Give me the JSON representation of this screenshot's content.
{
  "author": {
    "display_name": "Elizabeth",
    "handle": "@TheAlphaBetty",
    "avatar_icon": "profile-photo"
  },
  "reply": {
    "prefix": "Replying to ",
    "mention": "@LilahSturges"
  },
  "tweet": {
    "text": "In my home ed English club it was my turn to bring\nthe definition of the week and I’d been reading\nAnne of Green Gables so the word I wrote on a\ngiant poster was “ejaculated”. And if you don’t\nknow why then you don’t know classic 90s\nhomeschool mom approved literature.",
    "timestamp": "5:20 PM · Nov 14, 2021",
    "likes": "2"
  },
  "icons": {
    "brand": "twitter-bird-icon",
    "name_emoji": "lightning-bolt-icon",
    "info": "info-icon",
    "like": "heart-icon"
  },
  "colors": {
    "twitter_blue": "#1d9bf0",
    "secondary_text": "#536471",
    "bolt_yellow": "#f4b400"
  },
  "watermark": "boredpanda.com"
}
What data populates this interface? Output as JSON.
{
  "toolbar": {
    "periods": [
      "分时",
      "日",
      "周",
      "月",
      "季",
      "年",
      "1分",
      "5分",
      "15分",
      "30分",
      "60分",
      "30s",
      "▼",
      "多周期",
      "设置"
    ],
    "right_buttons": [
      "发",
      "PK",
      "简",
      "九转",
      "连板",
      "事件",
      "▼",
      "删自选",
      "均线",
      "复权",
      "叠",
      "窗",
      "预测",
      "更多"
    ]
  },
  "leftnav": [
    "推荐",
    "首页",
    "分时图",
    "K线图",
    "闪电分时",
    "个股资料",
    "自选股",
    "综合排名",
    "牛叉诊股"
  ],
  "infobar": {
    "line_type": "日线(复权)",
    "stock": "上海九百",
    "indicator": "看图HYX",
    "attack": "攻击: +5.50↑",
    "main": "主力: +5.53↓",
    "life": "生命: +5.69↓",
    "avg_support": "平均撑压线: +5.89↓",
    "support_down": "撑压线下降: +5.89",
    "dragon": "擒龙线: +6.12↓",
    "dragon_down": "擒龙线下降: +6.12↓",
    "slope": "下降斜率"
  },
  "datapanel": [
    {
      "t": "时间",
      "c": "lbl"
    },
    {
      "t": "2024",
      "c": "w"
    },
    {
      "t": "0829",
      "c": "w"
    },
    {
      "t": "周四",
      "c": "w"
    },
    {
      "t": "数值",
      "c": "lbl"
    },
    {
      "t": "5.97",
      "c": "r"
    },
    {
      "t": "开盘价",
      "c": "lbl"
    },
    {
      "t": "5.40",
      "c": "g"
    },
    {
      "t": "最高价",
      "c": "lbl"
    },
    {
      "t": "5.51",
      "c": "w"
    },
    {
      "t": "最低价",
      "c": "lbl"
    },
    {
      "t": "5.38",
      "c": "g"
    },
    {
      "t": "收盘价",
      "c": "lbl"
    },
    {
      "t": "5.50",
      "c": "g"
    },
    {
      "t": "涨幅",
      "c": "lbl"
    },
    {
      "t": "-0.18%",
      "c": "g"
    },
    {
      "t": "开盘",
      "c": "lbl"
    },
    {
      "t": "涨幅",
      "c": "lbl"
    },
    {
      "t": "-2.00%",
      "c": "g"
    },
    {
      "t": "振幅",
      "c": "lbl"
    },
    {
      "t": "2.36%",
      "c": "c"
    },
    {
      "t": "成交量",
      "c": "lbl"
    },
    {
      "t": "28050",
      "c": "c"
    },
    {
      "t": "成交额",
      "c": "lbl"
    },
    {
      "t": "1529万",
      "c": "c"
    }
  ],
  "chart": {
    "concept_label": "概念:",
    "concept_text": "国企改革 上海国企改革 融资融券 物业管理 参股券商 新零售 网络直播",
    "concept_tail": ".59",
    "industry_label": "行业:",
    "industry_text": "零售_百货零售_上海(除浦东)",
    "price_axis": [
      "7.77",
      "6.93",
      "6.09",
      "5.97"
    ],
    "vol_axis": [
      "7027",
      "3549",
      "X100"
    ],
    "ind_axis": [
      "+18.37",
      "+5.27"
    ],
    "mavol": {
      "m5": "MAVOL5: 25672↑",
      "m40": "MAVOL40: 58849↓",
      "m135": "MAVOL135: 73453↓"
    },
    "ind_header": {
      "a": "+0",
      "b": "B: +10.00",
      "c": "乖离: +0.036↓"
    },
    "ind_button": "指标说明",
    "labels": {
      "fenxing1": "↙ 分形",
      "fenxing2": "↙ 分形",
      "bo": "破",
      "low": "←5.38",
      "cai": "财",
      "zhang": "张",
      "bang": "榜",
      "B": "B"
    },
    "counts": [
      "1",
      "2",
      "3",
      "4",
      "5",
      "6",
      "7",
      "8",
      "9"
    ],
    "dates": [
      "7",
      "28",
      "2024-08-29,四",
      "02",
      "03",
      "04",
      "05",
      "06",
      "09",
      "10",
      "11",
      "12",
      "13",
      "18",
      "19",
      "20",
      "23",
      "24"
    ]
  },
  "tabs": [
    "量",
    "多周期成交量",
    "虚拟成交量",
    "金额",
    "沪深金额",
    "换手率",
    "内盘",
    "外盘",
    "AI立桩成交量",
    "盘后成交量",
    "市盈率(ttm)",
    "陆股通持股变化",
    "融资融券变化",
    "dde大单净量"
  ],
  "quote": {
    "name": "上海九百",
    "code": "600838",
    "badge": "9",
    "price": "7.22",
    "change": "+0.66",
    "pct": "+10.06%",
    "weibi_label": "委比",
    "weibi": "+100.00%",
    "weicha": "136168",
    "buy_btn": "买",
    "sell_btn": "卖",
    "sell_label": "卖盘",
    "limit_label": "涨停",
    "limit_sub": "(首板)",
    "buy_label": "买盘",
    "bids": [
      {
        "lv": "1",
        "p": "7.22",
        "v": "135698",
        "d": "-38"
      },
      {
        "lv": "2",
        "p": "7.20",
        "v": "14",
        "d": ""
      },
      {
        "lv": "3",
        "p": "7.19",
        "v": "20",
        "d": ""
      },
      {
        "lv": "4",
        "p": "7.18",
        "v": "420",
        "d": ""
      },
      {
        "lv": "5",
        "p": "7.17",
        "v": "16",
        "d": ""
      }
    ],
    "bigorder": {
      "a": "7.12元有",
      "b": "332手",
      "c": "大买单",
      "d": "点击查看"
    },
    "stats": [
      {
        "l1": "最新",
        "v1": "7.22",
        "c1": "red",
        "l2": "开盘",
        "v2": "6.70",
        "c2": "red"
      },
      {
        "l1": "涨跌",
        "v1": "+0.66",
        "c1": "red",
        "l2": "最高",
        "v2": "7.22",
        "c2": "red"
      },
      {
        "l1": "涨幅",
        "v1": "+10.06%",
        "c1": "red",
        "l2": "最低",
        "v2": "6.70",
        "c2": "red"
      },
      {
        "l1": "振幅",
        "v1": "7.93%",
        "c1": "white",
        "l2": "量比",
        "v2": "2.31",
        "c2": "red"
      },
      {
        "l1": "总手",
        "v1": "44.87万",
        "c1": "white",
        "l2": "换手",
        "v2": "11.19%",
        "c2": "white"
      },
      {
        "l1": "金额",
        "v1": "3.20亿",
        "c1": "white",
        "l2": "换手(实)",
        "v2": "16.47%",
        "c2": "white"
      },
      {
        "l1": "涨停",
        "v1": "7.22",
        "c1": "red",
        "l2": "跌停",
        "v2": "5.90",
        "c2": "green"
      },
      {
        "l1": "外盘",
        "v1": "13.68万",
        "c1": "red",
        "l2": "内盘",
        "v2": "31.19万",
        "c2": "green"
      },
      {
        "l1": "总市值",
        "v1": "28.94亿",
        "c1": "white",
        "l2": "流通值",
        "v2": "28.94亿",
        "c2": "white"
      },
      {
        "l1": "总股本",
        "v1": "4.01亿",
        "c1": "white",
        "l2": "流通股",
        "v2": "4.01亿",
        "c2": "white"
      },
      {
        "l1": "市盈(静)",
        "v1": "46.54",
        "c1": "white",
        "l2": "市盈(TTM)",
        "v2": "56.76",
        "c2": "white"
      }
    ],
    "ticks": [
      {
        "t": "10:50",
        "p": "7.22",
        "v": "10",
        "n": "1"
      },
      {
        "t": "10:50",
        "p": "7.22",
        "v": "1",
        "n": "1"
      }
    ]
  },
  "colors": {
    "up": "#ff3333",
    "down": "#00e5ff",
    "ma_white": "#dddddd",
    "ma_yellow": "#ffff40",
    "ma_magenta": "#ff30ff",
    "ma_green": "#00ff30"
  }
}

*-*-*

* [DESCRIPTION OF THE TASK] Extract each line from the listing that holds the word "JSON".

* [TASK RESPONSE]
Give me the JSON representation of this screenshot's content.
What data populates this interface? Output as JSON.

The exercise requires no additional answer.